What the task asks: The entries must be restated exactly as written.

[Website and app data records]
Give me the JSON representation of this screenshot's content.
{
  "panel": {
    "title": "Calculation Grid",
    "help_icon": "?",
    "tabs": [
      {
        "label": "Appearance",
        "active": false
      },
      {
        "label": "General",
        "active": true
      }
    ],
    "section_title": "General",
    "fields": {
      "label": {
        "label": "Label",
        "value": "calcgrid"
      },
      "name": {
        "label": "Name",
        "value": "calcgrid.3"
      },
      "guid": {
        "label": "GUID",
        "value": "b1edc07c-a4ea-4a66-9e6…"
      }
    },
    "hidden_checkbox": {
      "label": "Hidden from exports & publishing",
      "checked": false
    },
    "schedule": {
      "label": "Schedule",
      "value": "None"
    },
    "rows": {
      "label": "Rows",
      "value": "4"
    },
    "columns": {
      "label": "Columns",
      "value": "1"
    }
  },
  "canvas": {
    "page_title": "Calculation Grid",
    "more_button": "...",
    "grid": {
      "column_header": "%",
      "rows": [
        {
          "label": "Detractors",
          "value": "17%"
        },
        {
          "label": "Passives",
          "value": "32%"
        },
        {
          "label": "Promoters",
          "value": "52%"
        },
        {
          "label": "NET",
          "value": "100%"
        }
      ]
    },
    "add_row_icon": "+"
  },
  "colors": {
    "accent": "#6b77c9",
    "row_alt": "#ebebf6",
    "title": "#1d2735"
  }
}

Task output:
Give me the JSON representation of this screenshot's content.
{
  "panel": {
    "title": "Calculation Grid",
    "help_icon": "?",
    "tabs": [
      {
        "label": "Appearance",
        "active": false
      },
      {
        "label": "General",
        "active": true
      }
    ],
    "section_title": "General",
    "fields": {
      "label": {
        "label": "Label",
        "value": "calcgrid"
      },
      "name": {
        "label": "Name",
        "value": "calcgrid.3"
      },
      "guid": {
        "label": "GUID",
        "value": "b1edc07c-a4ea-4a66-9e6…"
      }
    },
    "hidden_checkbox": {
      "label": "Hidden from exports & publishing",
      "checked": false
    },
    "schedule": {
      "label": "Schedule",
      "value": "None"
    },
    "rows": {
      "label": "Rows",
      "value": "4"
    },
    "columns": {
      "label": "Columns",
      "value": "1"
    }
  },
  "canvas": {
    "page_title": "Calculation Grid",
    "more_button": "...",
    "grid": {
      "column_header": "%",
      "rows": [
        {
          "label": "Detractors",
          "value": "17%"
        },
        {
          "label": "Passives",
          "value": "32%"
        },
        {
          "label": "Promoters",
          "value": "52%"
        },
        {
          "label": "NET",
          "value": "100%"
        }
      ]
    },
    "add_row_icon": "+"
  },
  "colors": {
    "accent": "#6b77c9",
    "row_alt": "#ebebf6",
    "title": "#1d2735"
  }
}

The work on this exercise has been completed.